The media caravanserai has moved on, but Cardinal John Henry Newman is now and will remain known as Blessed John Henry. He remains also a significant, if complex, figure for gay and lesbian Catholics in his relationship with his beloved Ambrose St John, and in his theology for progressive Catholics more generally. The theology is subtle, and has been too easily misappropriated by people on both sides of the Church ideological divide. I do not (yet) want to enter that territory.
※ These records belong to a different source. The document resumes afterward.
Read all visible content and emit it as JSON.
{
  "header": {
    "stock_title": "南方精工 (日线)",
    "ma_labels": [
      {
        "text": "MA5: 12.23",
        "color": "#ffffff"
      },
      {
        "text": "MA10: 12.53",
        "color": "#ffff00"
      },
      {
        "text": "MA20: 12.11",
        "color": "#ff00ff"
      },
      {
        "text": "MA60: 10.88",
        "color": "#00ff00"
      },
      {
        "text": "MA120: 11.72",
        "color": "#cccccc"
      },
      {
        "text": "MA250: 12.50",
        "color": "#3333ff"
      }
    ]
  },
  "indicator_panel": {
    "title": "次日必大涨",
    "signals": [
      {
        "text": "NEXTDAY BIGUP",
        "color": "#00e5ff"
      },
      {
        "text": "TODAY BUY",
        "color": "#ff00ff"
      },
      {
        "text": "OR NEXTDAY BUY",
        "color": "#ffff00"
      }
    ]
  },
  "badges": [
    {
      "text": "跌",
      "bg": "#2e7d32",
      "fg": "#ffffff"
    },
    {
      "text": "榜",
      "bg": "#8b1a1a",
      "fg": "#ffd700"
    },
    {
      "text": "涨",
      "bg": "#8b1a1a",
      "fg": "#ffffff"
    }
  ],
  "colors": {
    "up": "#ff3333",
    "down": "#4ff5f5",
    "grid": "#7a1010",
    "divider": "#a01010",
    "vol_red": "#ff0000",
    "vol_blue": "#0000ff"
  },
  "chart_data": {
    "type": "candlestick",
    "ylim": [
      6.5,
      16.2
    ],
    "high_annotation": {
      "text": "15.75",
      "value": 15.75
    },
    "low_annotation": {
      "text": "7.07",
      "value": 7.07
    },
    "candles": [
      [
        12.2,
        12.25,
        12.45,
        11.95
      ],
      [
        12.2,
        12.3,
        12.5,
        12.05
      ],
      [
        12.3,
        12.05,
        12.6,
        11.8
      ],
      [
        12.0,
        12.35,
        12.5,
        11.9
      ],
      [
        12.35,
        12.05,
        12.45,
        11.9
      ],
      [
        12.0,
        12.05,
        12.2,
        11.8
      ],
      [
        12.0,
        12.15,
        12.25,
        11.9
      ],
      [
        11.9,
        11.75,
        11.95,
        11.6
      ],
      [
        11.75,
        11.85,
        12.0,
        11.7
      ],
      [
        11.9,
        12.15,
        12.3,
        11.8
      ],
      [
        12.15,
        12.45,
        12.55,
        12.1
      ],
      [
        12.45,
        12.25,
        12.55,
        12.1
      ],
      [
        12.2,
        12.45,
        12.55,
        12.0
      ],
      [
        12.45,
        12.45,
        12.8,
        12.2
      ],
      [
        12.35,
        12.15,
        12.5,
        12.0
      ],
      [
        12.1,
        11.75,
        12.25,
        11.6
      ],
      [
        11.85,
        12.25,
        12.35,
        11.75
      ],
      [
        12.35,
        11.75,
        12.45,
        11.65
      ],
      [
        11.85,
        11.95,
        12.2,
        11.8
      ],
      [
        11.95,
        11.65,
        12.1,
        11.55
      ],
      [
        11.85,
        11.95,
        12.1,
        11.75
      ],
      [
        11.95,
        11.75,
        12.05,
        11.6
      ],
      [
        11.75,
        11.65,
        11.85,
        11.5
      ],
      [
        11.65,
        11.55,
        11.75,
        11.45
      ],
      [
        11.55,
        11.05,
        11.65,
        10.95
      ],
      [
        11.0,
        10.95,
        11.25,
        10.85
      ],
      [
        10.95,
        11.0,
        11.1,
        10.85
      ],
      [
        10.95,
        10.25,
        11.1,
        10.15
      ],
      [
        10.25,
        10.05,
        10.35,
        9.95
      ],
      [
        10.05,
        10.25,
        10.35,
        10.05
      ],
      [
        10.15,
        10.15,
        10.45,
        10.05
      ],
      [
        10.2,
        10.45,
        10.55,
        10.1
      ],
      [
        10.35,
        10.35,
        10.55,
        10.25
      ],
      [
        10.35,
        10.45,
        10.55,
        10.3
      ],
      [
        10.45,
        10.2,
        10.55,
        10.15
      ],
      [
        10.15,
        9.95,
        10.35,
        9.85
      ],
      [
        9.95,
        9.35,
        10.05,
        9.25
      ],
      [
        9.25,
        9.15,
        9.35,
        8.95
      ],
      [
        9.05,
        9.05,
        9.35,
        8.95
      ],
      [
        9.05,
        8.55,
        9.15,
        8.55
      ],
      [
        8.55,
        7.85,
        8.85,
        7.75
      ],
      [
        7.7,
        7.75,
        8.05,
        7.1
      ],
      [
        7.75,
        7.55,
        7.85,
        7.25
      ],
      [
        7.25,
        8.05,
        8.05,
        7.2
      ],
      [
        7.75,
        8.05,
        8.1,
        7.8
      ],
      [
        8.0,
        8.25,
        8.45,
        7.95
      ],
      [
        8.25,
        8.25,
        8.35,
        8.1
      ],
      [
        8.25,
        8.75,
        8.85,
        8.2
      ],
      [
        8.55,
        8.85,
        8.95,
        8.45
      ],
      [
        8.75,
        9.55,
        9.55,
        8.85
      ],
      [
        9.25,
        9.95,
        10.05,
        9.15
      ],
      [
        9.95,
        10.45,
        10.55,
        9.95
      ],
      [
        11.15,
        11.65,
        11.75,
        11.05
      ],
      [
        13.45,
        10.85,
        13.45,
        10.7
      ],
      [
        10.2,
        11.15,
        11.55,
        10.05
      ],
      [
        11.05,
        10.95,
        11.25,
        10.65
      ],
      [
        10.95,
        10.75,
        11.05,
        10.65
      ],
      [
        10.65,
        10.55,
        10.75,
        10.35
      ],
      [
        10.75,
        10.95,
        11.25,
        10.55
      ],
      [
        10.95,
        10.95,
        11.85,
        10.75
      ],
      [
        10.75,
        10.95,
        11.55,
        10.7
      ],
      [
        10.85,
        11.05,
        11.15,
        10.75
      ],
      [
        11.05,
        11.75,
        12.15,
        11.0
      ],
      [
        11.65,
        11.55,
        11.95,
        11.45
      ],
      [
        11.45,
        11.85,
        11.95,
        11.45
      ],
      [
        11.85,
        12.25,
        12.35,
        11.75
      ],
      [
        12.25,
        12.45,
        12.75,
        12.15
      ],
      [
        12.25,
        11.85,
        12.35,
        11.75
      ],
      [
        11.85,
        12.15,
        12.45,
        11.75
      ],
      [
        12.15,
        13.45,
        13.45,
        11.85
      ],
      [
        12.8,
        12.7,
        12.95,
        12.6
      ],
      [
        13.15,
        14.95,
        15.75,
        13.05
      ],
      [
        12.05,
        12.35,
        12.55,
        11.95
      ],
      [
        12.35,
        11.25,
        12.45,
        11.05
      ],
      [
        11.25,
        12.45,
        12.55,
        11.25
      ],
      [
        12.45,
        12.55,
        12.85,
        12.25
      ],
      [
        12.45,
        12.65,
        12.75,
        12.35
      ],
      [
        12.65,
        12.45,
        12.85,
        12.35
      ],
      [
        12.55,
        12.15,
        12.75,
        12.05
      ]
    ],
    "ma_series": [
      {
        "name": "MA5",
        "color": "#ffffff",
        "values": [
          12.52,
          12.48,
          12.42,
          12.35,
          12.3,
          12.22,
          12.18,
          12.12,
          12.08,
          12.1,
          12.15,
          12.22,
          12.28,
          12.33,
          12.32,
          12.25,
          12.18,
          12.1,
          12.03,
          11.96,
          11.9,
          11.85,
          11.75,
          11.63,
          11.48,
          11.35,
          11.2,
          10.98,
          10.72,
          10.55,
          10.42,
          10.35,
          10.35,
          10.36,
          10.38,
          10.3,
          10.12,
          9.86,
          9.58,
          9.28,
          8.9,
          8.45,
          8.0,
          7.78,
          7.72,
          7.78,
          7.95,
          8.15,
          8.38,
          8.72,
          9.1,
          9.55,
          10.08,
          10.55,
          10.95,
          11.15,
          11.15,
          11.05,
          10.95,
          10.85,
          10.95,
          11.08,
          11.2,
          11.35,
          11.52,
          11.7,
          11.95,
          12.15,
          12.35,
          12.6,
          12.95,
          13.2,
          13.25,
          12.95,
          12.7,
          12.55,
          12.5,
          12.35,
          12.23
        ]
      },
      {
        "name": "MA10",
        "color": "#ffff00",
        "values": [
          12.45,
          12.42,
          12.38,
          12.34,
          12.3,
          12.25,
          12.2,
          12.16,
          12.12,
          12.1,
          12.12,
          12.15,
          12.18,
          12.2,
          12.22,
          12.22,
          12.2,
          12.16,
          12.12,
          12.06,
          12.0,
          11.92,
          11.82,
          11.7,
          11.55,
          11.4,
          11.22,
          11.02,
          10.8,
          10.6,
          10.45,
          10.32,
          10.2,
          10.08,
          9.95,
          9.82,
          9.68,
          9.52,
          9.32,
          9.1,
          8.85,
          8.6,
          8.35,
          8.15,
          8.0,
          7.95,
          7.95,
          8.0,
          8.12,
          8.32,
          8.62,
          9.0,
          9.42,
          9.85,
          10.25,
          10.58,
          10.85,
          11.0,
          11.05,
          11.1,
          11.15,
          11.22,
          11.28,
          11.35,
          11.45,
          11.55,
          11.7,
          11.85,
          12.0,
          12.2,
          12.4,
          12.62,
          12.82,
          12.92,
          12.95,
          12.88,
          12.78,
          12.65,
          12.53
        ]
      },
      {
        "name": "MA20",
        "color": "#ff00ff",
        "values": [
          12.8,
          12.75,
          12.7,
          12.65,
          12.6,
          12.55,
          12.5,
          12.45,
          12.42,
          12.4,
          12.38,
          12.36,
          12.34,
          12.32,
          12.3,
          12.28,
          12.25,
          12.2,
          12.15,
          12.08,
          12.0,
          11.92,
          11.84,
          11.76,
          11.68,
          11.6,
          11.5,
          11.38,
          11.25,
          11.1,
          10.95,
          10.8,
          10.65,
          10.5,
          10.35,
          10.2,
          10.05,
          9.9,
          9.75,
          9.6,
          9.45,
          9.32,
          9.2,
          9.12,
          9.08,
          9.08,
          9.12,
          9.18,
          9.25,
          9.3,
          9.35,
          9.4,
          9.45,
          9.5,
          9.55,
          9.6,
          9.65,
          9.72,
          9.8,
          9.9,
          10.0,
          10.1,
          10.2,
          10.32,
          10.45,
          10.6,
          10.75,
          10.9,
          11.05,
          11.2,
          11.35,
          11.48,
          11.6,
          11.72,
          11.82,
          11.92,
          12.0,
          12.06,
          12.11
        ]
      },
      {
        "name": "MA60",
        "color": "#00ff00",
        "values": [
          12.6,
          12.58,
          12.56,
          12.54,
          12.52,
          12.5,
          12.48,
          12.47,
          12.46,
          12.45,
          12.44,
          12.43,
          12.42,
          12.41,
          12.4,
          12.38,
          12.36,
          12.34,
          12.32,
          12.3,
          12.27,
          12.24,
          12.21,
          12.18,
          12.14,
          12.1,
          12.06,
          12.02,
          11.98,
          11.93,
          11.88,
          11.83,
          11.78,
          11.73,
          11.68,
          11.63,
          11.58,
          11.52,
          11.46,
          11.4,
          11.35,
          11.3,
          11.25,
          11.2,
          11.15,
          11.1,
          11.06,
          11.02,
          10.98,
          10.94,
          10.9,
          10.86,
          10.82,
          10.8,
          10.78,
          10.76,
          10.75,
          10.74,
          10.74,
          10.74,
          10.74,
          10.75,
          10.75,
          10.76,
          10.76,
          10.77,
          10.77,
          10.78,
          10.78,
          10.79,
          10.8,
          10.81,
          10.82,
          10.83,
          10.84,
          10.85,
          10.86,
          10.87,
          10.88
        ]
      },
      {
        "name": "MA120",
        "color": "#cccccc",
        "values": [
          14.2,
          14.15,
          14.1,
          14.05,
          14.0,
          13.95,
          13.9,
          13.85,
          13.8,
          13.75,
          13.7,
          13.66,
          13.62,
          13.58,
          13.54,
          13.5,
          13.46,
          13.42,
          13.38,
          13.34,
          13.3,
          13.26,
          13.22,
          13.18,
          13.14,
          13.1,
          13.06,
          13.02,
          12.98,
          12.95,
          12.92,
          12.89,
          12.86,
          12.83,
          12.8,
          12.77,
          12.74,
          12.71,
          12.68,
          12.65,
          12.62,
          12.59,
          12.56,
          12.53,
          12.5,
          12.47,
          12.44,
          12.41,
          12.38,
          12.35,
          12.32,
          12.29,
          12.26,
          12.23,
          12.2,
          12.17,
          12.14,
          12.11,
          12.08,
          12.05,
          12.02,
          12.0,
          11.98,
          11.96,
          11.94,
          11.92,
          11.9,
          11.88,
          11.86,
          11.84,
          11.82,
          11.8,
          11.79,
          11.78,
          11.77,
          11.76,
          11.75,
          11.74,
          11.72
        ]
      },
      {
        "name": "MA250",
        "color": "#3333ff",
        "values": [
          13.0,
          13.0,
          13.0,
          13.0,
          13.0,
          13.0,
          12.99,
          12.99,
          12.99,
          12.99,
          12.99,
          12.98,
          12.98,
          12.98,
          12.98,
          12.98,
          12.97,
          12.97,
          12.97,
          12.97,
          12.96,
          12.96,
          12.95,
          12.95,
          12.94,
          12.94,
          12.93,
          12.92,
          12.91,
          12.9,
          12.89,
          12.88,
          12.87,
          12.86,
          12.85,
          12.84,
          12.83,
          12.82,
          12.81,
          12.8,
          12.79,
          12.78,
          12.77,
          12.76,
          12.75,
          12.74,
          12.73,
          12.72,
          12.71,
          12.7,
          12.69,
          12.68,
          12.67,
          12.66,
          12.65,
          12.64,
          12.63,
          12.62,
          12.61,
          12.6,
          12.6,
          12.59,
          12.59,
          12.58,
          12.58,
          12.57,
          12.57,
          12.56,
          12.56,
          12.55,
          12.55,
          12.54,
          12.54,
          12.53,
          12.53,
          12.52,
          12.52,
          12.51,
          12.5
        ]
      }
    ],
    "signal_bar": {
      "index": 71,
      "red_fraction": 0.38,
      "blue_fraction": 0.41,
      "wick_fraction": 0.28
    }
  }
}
About the relationship with Ambrose, I feel more secure.

 

Inscription for a grave in which both John Henry and Ambrose were buried.

Alan Bray (“The Friend “) has written extensively about this relationship, showing how it fits into an ancient tradition of close, even passionate friendship between male couples in the Church: Read the rest of this entry »

Water Into Wine: Jesus’ Gay Wedding at Cana

Yesterday I dipped into two books, and found ideas that amplified  each other with powerful effect, especially in the current context of advances for marriage equality and the bishops’ opposition. “Take Back the Word” (ed Robert Goss) is a compilation of writings on Scripture designed to take us as queer Christians beyond battles with the “texts of terror”, to an approach more in keeping with what it should be, a source of inspiration and value in our lives.  “Queer Theology: Rethinking the Western Body ” (ed Gerard Loughlin) is a broader and more ambitious compilation, of writing on a range of the dimensions of faith from a queer perspective.

 

Who was getting married?

 

In the introduction to his book, Loughlin reflects on the story of the Wedding Feast at Cana, (John 2: 1 – 11) which we usually think of in terms of the transformation of water into wine. Immediately I thought of this as a wonderful alternative image for Goss’s “Take Back the Word”. It is one thing for us to move beyond a fear of Scripture to a point where it is the “water” of life: but how can we go beyond even that, to the “wine” of celebration? Read the rest of this entry »